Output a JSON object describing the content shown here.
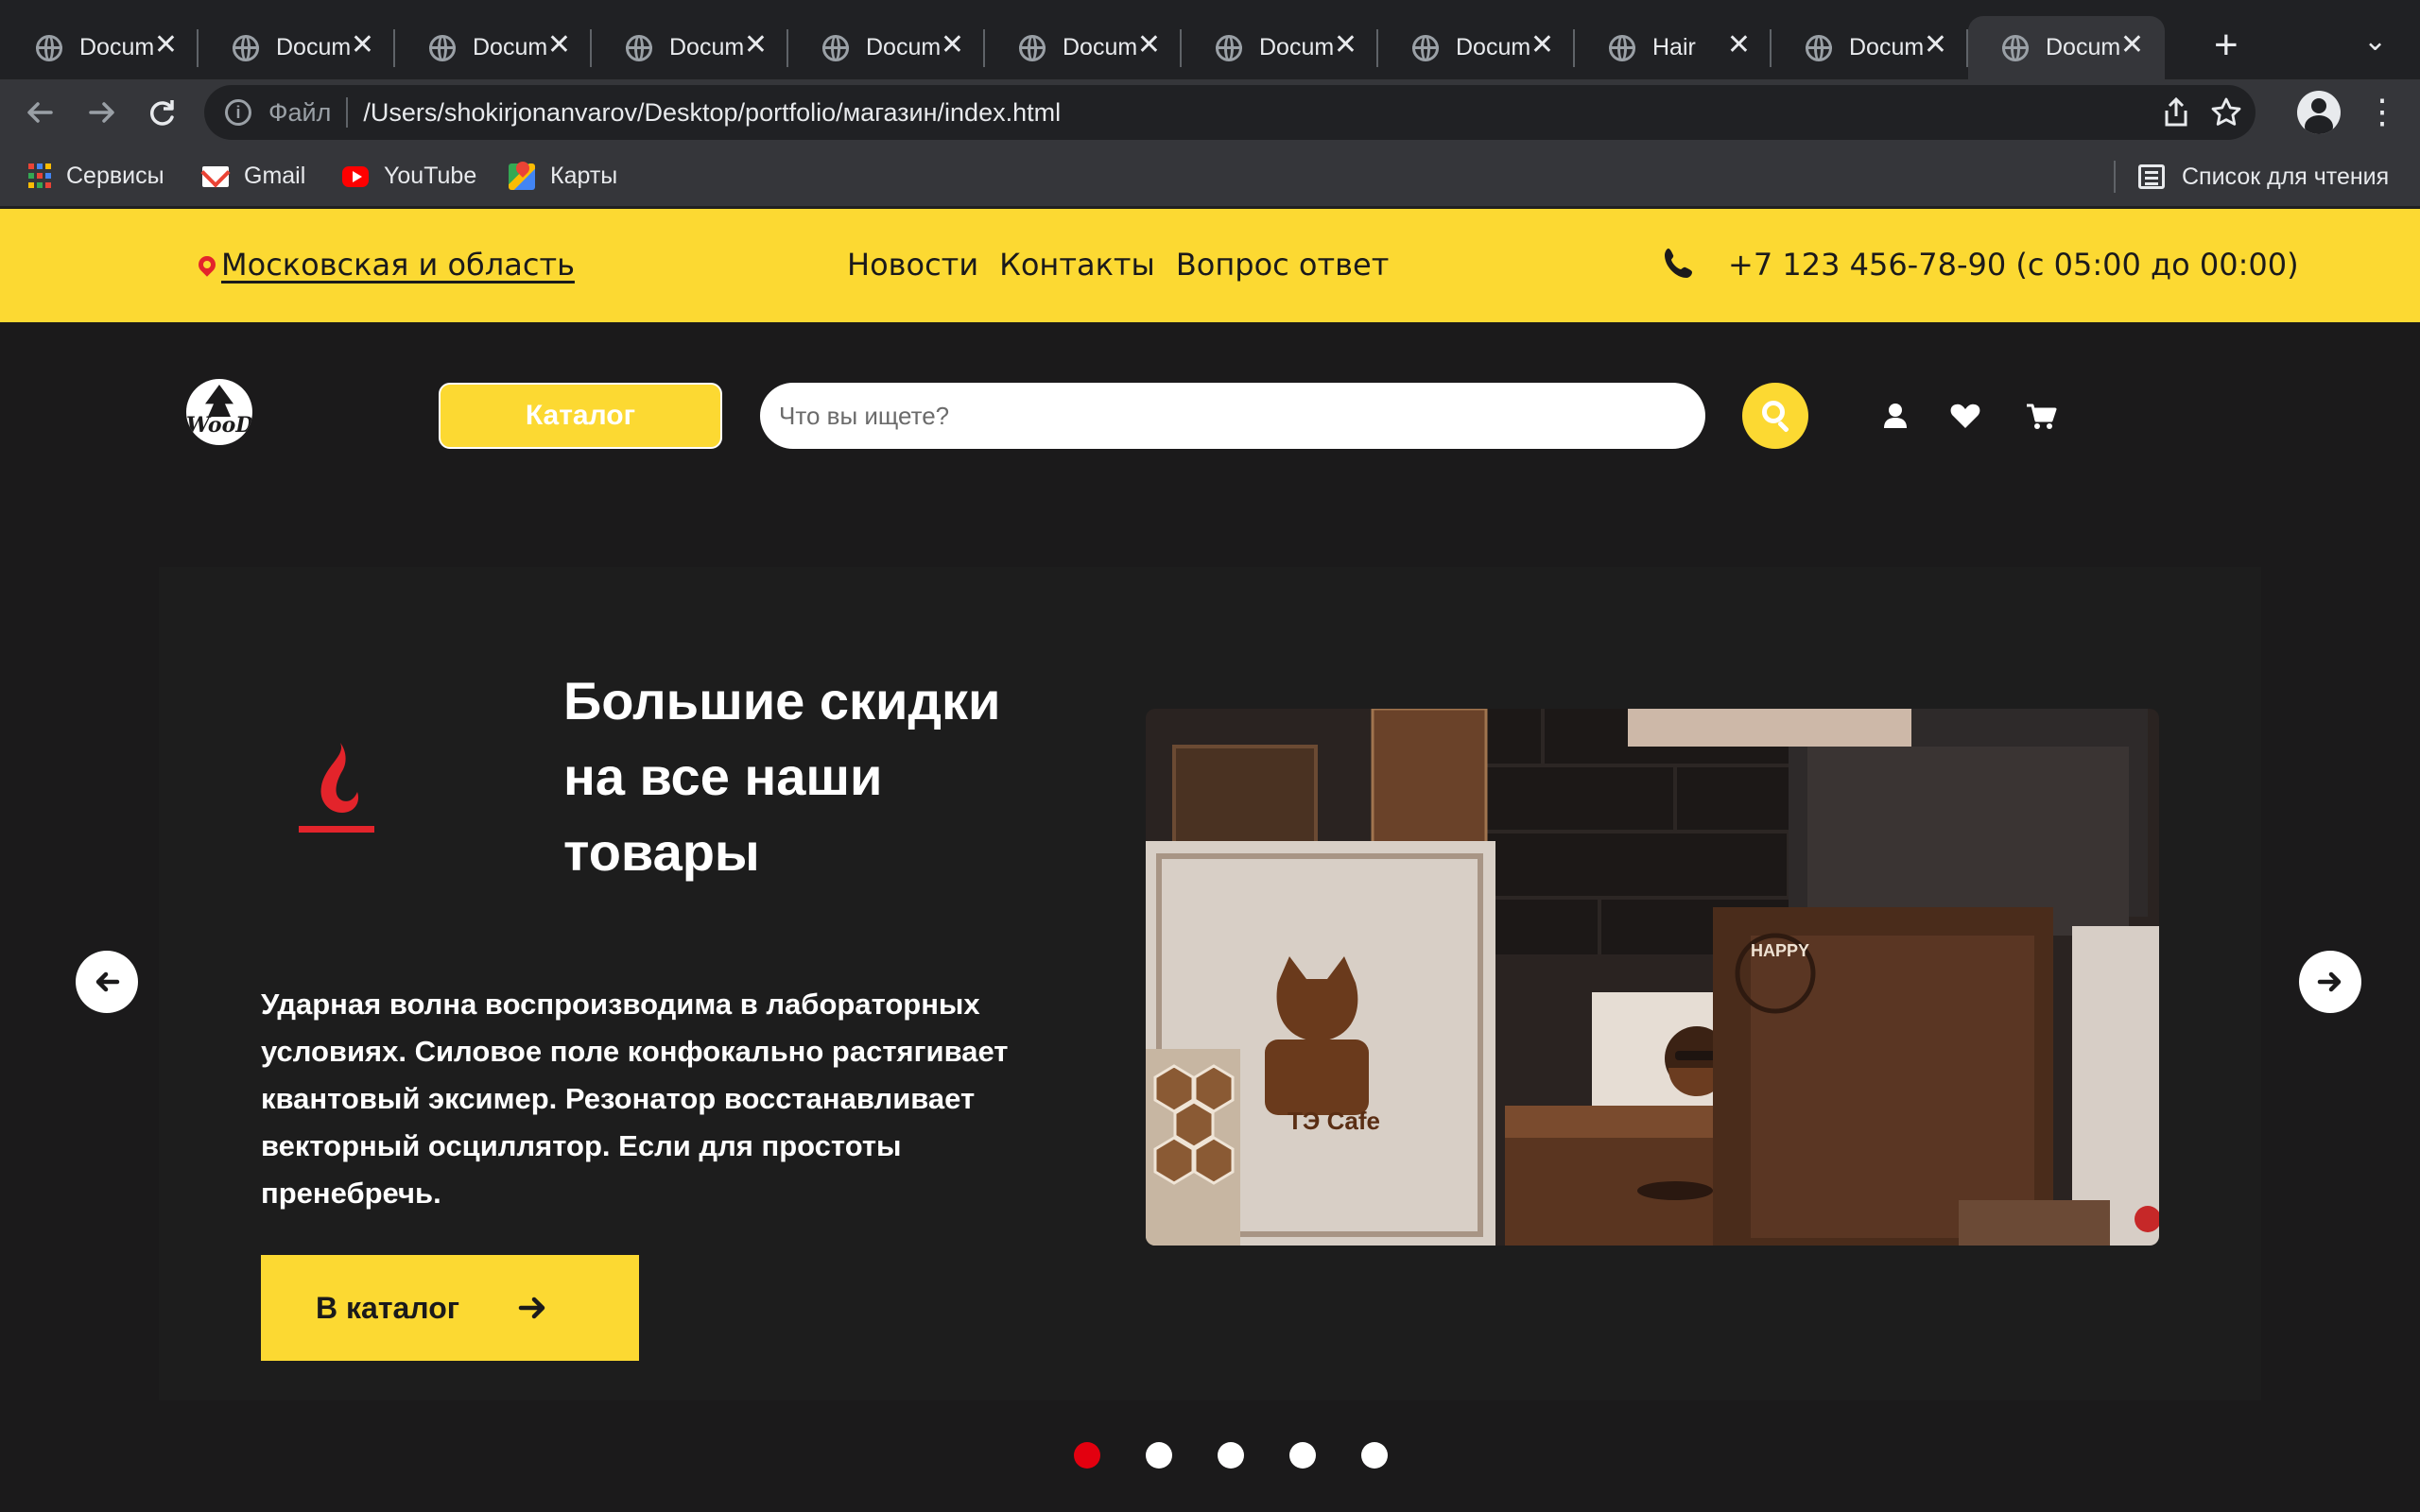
{
  "browser": {
    "tabs": [
      {
        "title": "Docum"
      },
      {
        "title": "Docum"
      },
      {
        "title": "Docum"
      },
      {
        "title": "Docum"
      },
      {
        "title": "Docum"
      },
      {
        "title": "Docum"
      },
      {
        "title": "Docum"
      },
      {
        "title": "Docum"
      },
      {
        "title": "Hair"
      },
      {
        "title": "Docum"
      },
      {
        "title": "Docum",
        "active": true
      }
    ],
    "close_glyph": "✕",
    "new_tab_glyph": "+",
    "scheme_label": "Файл",
    "url": "/Users/shokirjonanvarov/Desktop/portfolio/магазин/index.html",
    "bookmarks": [
      {
        "label": "Сервисы",
        "icon": "apps-grid-icon"
      },
      {
        "label": "Gmail",
        "icon": "gmail-icon"
      },
      {
        "label": "YouTube",
        "icon": "youtube-icon"
      },
      {
        "label": "Карты",
        "icon": "maps-icon"
      }
    ],
    "reading_list": "Список для чтения"
  },
  "topbar": {
    "region": "Московская и область",
    "nav": [
      "Новости",
      "Контакты",
      "Вопрос ответ"
    ],
    "phone": "+7 123 456-78-90 (с 05:00 до 00:00)"
  },
  "header": {
    "logo_text": "WooD",
    "catalog_label": "Каталог",
    "search_placeholder": "Что вы ищете?",
    "icons": [
      "search-icon",
      "user-icon",
      "heart-icon",
      "cart-icon"
    ]
  },
  "hero": {
    "title": "Большие скидки на все наши товары",
    "description": "Ударная волна воспроизводима в лабораторных условиях. Силовое поле конфокально растягивает квантовый эксимер. Резонатор восстанавливает векторный осциллятор. Если для простоты пренебречь.",
    "cta_label": "В каталог",
    "image_labels": [
      "ТЭ Cafe",
      "HAPPY"
    ],
    "slides_count": 5,
    "active_slide": 0
  },
  "colors": {
    "accent": "#fcd932",
    "background": "#1b1a1b",
    "hero_bg": "#1d1d1d",
    "dot_active": "#e3000f",
    "flame": "#e3242b"
  }
}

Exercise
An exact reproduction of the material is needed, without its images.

Response
Output a JSON object describing the content shown here.
{
  "browser": {
    "tabs": [
      {
        "title": "Docum"
      },
      {
        "title": "Docum"
      },
      {
        "title": "Docum"
      },
      {
        "title": "Docum"
      },
      {
        "title": "Docum"
      },
      {
        "title": "Docum"
      },
      {
        "title": "Docum"
      },
      {
        "title": "Docum"
      },
      {
        "title": "Hair"
      },
      {
        "title": "Docum"
      },
      {
        "title": "Docum",
        "active": true
      }
    ],
    "close_glyph": "✕",
    "new_tab_glyph": "+",
    "scheme_label": "Файл",
    "url": "/Users/shokirjonanvarov/Desktop/portfolio/магазин/index.html",
    "bookmarks": [
      {
        "label": "Сервисы",
        "icon": "apps-grid-icon"
      },
      {
        "label": "Gmail",
        "icon": "gmail-icon"
      },
      {
        "label": "YouTube",
        "icon": "youtube-icon"
      },
      {
        "label": "Карты",
        "icon": "maps-icon"
      }
    ],
    "reading_list": "Список для чтения"
  },
  "topbar": {
    "region": "Московская и область",
    "nav": [
      "Новости",
      "Контакты",
      "Вопрос ответ"
    ],
    "phone": "+7 123 456-78-90 (с 05:00 до 00:00)"
  },
  "header": {
    "logo_text": "WooD",
    "catalog_label": "Каталог",
    "search_placeholder": "Что вы ищете?",
    "icons": [
      "search-icon",
      "user-icon",
      "heart-icon",
      "cart-icon"
    ]
  },
  "hero": {
    "title": "Большие скидки на все наши товары",
    "description": "Ударная волна воспроизводима в лабораторных условиях. Силовое поле конфокально растягивает квантовый эксимер. Резонатор восстанавливает векторный осциллятор. Если для простоты пренебречь.",
    "cta_label": "В каталог",
    "image_labels": [
      "ТЭ Cafe",
      "HAPPY"
    ],
    "slides_count": 5,
    "active_slide": 0
  },
  "colors": {
    "accent": "#fcd932",
    "background": "#1b1a1b",
    "hero_bg": "#1d1d1d",
    "dot_active": "#e3000f",
    "flame": "#e3242b"
  }
}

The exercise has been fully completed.